#### Problem to solve
Below is a block of records; please copy all of them exactly.

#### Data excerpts
....................
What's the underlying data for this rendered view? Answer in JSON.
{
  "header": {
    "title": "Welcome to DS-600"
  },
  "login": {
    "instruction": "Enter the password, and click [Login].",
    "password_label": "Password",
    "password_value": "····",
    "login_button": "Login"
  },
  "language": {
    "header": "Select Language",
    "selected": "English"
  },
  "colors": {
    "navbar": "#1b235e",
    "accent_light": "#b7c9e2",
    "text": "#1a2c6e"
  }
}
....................
#### Answer for the task
What's the underlying data for this rendered view? Answer in JSON.
{
  "header": {
    "title": "Welcome to DS-600"
  },
  "login": {
    "instruction": "Enter the password, and click [Login].",
    "password_label": "Password",
    "password_value": "····",
    "login_button": "Login"
  },
  "language": {
    "header": "Select Language",
    "selected": "English"
  },
  "colors": {
    "navbar": "#1b235e",
    "accent_light": "#b7c9e2",
    "text": "#1a2c6e"
  }
}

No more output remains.